Plan out the electrical wire routing before running electricity to a shed or outside structure. The new circuit wire should then be run to the exterior of the house and a GFCI outlet added to the electrical panel of the house. Create a trench for your electrical cable, then build conduit. Finally, runing electricity cable into the shed through the conduit. Test all connections before backfilling the trench.
You will require the following equipment and supplies to successfully running electricity to your shed:
1. Safety Equipment (Glasses, gloves, boots, etc.)
2. Tape Measure
3. UF-B electrical cable
4. PVC Conduit
5. PVC Conduit Cement / Glue
6. GFCI Outlet
7. Shovel / Post Hole Digger
- Determine the outbuilding’s expected power requirements. Is 120 volts sufficient, or will 240 volts be required? What types of electrical loads can be expected? This defines the size of the feed cable as well as the size of the new circuit breaker required at the house’s main panel. The shed requires 240 volts and 60 amps.
- Locate the main panel of the house and check to see if there is enough power coming in to meet the needs of the outbuilding and if there is still room to add the new circuit breaker.
- The wiring connections are made simpler by putting a subpanel near to the primary breaker for the house.

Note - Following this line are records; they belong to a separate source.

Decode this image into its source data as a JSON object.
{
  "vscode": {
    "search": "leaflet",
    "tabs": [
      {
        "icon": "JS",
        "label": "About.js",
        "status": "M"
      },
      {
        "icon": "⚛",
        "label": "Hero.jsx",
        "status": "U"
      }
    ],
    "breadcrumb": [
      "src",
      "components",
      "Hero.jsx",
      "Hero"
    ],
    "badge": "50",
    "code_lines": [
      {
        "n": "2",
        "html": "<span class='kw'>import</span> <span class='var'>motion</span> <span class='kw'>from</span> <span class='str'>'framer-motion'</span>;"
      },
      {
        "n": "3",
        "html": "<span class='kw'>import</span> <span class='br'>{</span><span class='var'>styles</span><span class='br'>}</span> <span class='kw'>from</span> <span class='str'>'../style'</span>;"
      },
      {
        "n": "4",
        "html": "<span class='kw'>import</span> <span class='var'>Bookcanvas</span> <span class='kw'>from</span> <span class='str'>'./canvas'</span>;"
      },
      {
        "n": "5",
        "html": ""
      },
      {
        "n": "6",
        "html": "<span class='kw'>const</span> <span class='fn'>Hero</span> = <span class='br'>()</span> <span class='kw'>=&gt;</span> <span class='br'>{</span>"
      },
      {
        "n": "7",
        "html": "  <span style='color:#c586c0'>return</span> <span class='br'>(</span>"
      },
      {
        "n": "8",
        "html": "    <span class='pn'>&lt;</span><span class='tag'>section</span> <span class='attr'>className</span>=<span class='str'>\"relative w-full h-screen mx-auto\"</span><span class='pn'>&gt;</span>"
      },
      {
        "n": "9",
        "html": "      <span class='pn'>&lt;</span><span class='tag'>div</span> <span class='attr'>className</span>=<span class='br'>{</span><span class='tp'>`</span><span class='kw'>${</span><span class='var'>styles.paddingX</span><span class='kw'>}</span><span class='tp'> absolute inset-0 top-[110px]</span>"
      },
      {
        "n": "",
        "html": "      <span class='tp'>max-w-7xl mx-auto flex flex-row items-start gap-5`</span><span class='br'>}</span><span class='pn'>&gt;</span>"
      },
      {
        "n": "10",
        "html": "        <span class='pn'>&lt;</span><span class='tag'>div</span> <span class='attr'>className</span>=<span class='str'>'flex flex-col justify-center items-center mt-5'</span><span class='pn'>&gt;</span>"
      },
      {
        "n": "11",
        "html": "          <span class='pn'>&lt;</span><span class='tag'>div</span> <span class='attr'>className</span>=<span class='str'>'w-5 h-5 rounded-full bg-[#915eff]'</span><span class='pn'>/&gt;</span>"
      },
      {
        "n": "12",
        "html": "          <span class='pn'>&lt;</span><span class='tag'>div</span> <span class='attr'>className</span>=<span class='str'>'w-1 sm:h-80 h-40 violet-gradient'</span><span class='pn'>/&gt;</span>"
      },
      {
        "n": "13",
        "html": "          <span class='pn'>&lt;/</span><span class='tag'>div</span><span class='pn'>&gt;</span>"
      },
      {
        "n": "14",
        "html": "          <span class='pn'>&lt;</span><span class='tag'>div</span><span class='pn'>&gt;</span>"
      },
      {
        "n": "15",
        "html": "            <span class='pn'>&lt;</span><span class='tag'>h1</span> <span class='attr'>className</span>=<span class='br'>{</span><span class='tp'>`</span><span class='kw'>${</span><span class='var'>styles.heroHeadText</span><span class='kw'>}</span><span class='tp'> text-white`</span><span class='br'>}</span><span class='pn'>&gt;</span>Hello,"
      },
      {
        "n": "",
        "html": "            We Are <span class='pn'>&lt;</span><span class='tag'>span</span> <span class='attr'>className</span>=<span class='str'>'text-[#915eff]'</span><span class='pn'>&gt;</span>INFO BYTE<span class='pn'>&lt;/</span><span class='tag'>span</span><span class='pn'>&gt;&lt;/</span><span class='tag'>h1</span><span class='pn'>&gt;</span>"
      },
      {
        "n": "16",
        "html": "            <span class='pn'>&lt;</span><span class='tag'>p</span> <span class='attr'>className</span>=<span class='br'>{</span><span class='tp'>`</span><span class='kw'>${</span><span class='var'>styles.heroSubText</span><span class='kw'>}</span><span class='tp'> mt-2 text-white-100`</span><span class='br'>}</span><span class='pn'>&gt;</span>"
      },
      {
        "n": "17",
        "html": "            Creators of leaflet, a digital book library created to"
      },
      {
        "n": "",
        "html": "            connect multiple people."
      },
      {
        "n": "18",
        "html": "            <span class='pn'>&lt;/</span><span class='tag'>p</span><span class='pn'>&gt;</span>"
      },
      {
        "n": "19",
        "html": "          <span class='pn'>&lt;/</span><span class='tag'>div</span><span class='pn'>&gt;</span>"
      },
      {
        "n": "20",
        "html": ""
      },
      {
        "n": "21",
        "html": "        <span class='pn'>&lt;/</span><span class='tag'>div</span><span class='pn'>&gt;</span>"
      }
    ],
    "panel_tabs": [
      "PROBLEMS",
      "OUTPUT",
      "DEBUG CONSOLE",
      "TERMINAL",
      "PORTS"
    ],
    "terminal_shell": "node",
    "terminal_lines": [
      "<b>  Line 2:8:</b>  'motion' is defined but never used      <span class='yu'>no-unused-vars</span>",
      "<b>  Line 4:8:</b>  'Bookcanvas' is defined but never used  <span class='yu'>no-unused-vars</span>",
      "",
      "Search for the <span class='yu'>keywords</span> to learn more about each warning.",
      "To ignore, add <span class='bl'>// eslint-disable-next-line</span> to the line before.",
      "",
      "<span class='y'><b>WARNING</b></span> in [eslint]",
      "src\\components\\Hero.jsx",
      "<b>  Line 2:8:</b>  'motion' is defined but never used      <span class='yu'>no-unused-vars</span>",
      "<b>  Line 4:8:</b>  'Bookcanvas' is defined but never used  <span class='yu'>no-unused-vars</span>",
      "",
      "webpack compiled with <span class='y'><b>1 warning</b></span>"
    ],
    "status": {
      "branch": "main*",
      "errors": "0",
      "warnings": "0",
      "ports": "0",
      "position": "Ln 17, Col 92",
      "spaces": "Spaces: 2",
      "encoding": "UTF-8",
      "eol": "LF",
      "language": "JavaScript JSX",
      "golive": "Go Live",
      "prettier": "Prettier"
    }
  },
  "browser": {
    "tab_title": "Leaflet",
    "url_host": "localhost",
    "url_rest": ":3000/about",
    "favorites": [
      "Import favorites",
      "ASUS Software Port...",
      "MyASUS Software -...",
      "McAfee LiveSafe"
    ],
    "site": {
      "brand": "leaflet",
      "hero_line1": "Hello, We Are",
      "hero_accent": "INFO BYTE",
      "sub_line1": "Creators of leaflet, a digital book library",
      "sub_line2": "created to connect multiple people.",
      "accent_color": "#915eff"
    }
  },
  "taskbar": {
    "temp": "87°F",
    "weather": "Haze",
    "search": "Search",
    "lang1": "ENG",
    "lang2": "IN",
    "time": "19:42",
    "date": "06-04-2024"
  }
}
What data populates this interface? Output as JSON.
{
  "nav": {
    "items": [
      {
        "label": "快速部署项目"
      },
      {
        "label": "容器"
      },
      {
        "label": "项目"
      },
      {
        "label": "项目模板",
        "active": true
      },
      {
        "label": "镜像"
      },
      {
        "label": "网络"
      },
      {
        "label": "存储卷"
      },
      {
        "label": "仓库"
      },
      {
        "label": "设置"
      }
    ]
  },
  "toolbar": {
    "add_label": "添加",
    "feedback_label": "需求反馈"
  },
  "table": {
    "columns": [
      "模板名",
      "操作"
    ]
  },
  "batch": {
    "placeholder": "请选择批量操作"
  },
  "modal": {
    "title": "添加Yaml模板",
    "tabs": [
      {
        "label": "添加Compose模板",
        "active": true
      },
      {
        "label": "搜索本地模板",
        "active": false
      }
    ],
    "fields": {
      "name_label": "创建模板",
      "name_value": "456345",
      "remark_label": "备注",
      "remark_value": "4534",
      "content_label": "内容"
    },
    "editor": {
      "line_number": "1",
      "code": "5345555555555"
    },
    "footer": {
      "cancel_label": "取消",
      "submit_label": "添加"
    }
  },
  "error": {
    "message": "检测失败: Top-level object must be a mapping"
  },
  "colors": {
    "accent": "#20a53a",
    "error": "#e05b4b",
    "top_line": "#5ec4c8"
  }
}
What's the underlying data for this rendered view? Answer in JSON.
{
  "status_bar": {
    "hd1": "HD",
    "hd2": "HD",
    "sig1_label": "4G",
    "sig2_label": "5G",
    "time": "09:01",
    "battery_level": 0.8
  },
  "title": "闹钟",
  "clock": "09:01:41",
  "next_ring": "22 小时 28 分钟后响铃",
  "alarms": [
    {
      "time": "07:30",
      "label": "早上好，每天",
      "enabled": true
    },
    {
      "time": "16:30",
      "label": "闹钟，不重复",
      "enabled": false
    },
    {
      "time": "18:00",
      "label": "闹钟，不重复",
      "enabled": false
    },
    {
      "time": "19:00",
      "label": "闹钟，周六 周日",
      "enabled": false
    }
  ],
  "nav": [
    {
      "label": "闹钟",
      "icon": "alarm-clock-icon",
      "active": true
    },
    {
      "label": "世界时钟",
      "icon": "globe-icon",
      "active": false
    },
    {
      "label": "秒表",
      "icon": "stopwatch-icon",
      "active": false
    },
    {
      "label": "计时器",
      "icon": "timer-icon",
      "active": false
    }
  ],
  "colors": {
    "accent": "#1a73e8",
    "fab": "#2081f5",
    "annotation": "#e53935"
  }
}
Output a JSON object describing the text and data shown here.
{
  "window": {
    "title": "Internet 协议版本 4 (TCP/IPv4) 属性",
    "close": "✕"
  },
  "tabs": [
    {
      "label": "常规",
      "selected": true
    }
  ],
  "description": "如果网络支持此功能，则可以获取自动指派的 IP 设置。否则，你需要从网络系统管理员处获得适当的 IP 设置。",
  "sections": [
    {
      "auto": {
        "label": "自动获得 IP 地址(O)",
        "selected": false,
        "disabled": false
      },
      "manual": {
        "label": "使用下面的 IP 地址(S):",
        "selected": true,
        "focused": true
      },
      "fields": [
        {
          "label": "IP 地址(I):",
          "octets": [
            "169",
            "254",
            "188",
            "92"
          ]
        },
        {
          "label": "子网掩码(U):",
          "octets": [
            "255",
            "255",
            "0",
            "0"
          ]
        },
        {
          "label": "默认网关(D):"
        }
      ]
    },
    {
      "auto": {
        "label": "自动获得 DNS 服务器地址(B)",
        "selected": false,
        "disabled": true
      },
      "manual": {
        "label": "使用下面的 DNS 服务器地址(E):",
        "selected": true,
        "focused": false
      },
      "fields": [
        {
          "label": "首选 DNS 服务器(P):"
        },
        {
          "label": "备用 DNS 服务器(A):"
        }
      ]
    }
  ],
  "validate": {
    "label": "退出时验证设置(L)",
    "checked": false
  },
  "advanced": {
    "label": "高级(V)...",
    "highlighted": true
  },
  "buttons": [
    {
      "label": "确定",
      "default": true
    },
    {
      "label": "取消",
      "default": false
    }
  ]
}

- It’s time to dig the trench outside. Scott dials 811, the national Call Before You Dig hotline, before starting an earthwork. This service dispatches a professional to detect and mark any existing underground utilities in order to prevent them from being harmed by digging. This service is not only free, but it is also mandated by law.
- With a trenching machine, you can dig a trench much more quickly such that it meets code requirements for being at least 18 inches below the surface (for 240v power). However, even this machine can’t pass through ledge or bedrock, thus a subsequent step will be necessary here in the future that there’s underground power.
- A 2 inch thick coating of concrete is spread over the conduit, sand, and warning tape in one point where the trencher ran into ledge and was unable to dig down far enough.
The trench is backfilled with the dirt from the excavation after all the conduit has been placed. The excavation can be concealed by adding grass seed, mulch straw, water, and time.
- Running an electrician’s fish tape between the two ends of the pipe is the first step in getting the wires inside. It helps to have a helper in this situation, in this case the homeowner, who can tell when the fish tape reaches the far end.
Scott threads the fish tape through the conduit, fastens a piece of 14 inch rope to the end, and then pulls the rope back to the opposite end.
- The use of individual conductors, rather than sheathed cable, is required by code for conduit (typical house wiring where two or three conductors plus a ground wire are wrapped together in an outer shell). Two 120v conductors, one neutral, and a ground are linked to the rope in this instance and hauled into the conduit because it is a 240v circuit. To provide the requisite 60 amps, all wires are thick, 6-gauge.
- The conduit’s entry point through the wall inside the shed has a junction box attached to it. The various conduit wires are connected to a single gauge non-metallic encased cable since running to the new sub-panel is simpler within the shed. Special connections with screw-clamps are utilized with this heavy-gauge wire.
- In contrast to the main panel in the house, where they hook together, the ground and neutral terminals are separated in the sub-panel. The ground terminals are connected to a separate ground rod that is buried outside the shed.
- One hot wire is connected to each bus bar, while the ground and neutral wires are connected to the appropriate terminals.
- The subpanel is equipped with breakers and a surge-suppressor, and the shed is wired using conventional interior wiring methods.
- Just like it was done at the shed, the wires from the conduit are connected to wires from non-metallic sheathed cable in a junction box at home. The connection continues from there to the new panel, which was put in place below the primary panel that was already there. A 60 double-pole breaker is installed, and the shed can be powered up.
Now you don’t need to bother anymore about how running electricity to the warehouse because the answer is in this article for more details, we have also included related links. Happy reading, hopefully useful!